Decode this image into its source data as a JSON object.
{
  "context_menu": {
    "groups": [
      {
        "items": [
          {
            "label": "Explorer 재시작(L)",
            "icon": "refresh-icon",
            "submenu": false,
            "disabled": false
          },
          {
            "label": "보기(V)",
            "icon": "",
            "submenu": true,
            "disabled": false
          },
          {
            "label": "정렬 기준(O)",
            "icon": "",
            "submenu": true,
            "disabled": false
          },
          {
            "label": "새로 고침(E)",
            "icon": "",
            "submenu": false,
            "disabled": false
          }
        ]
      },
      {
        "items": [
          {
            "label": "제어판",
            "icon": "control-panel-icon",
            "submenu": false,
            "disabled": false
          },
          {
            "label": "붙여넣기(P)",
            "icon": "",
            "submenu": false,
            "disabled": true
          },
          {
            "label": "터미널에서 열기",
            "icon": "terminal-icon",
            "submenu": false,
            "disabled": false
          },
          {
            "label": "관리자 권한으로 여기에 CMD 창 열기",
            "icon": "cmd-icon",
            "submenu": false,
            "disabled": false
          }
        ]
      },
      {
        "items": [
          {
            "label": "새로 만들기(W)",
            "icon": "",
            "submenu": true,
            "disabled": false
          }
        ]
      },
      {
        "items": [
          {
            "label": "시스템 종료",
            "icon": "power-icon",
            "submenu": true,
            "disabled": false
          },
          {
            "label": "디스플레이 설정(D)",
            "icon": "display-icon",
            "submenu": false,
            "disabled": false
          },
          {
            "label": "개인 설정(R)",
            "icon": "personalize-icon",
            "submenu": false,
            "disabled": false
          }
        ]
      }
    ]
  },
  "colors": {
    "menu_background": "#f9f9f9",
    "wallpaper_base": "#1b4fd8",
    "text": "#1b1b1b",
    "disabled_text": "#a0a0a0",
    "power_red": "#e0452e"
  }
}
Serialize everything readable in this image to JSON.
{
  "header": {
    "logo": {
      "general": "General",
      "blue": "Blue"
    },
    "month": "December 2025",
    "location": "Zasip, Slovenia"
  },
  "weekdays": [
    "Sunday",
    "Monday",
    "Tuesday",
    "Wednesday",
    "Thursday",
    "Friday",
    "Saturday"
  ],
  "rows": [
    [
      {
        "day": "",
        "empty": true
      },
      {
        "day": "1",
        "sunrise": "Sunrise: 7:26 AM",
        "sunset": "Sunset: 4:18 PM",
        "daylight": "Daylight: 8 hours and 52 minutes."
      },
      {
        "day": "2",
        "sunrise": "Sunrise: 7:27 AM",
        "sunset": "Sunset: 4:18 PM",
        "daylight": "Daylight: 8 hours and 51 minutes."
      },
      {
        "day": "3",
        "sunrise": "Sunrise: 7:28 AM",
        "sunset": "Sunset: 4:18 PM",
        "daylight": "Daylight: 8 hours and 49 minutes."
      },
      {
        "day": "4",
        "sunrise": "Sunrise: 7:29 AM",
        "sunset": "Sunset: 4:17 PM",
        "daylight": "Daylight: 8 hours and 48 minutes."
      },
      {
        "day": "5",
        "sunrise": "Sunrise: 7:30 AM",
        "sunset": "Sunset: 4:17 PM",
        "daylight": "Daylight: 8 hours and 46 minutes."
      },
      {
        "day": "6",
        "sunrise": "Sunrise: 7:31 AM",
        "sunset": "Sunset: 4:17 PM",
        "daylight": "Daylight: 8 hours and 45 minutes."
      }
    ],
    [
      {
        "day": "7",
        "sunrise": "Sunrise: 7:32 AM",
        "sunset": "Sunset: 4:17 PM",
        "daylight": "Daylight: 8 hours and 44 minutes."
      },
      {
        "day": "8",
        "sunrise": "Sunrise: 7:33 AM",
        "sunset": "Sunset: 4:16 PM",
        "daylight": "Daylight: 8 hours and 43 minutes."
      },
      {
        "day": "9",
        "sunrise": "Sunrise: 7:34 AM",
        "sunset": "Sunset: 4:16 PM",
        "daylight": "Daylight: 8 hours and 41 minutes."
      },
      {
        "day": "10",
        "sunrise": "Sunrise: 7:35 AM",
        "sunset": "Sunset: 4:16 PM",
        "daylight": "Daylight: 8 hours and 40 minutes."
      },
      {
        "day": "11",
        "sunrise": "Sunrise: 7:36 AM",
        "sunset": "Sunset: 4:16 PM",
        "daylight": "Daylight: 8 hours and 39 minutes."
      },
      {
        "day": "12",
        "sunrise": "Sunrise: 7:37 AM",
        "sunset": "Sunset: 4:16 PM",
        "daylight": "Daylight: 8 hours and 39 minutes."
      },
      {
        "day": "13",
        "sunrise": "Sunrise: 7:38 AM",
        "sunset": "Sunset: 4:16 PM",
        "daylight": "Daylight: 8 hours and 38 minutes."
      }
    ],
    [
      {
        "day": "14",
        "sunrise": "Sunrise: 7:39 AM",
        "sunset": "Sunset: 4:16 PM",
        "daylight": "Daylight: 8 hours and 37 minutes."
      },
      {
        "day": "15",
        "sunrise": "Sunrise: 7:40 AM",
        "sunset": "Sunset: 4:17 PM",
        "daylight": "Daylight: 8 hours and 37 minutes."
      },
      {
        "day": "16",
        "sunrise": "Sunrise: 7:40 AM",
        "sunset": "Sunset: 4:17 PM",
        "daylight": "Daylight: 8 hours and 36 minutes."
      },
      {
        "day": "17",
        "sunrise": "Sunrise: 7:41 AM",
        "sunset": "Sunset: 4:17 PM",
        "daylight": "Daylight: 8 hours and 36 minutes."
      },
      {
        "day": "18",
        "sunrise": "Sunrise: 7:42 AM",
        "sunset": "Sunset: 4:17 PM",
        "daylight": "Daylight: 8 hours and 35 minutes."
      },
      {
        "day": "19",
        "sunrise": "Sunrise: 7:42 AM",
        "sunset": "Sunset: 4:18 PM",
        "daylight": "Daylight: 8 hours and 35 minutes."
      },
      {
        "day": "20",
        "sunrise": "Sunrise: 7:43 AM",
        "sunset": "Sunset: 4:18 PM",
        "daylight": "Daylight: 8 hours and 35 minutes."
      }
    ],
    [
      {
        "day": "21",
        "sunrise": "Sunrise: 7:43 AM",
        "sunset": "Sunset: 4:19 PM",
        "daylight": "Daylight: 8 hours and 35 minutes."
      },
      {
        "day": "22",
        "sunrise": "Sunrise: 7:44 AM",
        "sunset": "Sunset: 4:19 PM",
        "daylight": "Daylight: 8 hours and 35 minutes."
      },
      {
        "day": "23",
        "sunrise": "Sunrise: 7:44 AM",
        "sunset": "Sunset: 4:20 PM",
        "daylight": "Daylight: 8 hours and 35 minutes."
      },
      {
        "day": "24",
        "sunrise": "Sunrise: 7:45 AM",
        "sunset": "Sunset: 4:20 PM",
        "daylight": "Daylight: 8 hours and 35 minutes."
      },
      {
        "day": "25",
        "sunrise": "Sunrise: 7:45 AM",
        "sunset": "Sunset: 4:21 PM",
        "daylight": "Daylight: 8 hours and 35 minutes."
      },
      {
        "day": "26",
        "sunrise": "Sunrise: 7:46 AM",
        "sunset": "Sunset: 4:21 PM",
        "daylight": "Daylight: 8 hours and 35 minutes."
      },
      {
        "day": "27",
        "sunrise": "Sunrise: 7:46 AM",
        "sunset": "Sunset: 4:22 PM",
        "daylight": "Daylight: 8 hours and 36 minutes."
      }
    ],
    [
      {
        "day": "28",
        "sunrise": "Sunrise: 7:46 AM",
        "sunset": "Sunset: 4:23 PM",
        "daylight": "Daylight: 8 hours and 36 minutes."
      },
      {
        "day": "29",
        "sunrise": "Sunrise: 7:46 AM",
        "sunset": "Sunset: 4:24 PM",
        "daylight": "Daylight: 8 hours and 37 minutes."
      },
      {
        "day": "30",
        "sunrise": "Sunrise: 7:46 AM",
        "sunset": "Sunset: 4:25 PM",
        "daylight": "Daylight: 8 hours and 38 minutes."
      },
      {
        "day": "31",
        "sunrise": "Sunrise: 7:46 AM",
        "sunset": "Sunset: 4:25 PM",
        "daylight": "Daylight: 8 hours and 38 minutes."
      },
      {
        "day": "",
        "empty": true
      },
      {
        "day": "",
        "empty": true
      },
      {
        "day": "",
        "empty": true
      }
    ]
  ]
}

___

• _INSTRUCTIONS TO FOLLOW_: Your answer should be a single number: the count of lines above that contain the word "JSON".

• _SOLUTION TO THIS PROBLEM_: 2